The Jubilee command was a way to disrupt that theology and to assert that God’s design was to restore the outsiders.
So, by declaring the prophecy fulfilled in his ministry, Jesus is declaring that the people who have been judged and excluded by the existing religious meaning system are actually the focus of God’s healing work in the world.
And that means that a modern casting would have people in poverty, and those who are or who have been incarcerated, for sure,
but it would also have gay and bisexual people;
it would include our trans and non-binary siblings;
those who are neurodiverse, and schizophrenic, and addicted;
those whose cultures or languages make them outsiders so that welcoming them means we have to be willing to do things in new ways that are less comfortable for us.
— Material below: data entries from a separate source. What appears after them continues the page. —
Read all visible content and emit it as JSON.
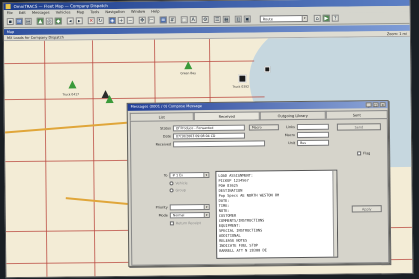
{
  "app": {
    "title": "OmniTRACS — Fleet Map — Company Dispatch",
    "menus": [
      "File",
      "Edit",
      "Messages",
      "Vehicles",
      "Map",
      "Tools",
      "Navigation",
      "Window",
      "Help"
    ]
  },
  "toolbar": {
    "zoom_combo_value": "Route"
  },
  "map_window": {
    "title": "Map",
    "status": "MX Loads for Company Dispatch",
    "zoom_readout": "Zoom: 1 mi"
  },
  "markers": [
    {
      "label": "Truck 0417"
    },
    {
      "label": "Truck 0392"
    },
    {
      "label": "Green Bay"
    }
  ],
  "dialog": {
    "title": "Messages (0001 / 0) Compose Message",
    "tabs": [
      "List",
      "Received",
      "Outgoing Library",
      "Sent"
    ],
    "status_label": "Status",
    "status_value": "Of Produce - Forwarded",
    "date_label": "Date",
    "date_value": "07/10/2003 09:08:04 CD",
    "received_label": "Received",
    "received_value": "",
    "macro_label": "Macro",
    "macro_value": "",
    "links_label": "Links",
    "links_value": "",
    "unit_label": "Unit",
    "unit_value": "Bus",
    "send_button": "Send",
    "flag_label": "Flag",
    "to_label": "To",
    "to_value": "# 1 Ex",
    "vehicle_label": "Vehicle",
    "group_label": "Group",
    "priority_label": "Priority",
    "priority_value": "",
    "mode_label": "Mode",
    "mode_value": "Normal",
    "return_receipt_label": "Return Receipt",
    "apply_button": "Apply",
    "message_lines": [
      "LOAD ASSIGNMENT:",
      "PICKUP 1234567",
      "PO# 83625",
      "DESTINATION",
      "Pop Specs AE NORTH WESTON OH",
      "DATE: ",
      "TIME: ",
      "NOTE:",
      "CUSTOMER",
      "COMMENTS/INSTRUCTIONS",
      "EQUIPMENT:",
      "SPECIAL INSTRUCTIONS",
      "ADDITIONAL",
      "RELEASE NOTES",
      "INDICATE FUEL STOP",
      "BARRELL ATT N 28300 DE"
    ]
  }
}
It means that Jesus’s message to us is:
“You are my hometown, but I’m on the move, and if you want to be part of what I am doing, you all have to be willing to move too. My mission is not about making you comfortable. It’s about meeting the needs of the people it’s all too easy for you to ignore. So that’s where I’m going. Will you join me?”
And that means the question for us is how we are going to react to this 21st Century adaptation of the Nazareth synagogue story.
Will we play the story true to type, getting angry at the suggestion that the church is not at the center of Christ’s mission, and that we can’t gate-keep who is in and who is out?
Or, will we celebrate Christ’s mission, by recognizing the dignity and belovedness of the people Christ is calling us welcome into Jubilee?
The original Nazareth synagogue got it wrong… but the good news is that we are part of the re-make. We have the chance to hear the challenge and respond a different way. Thanks be to God.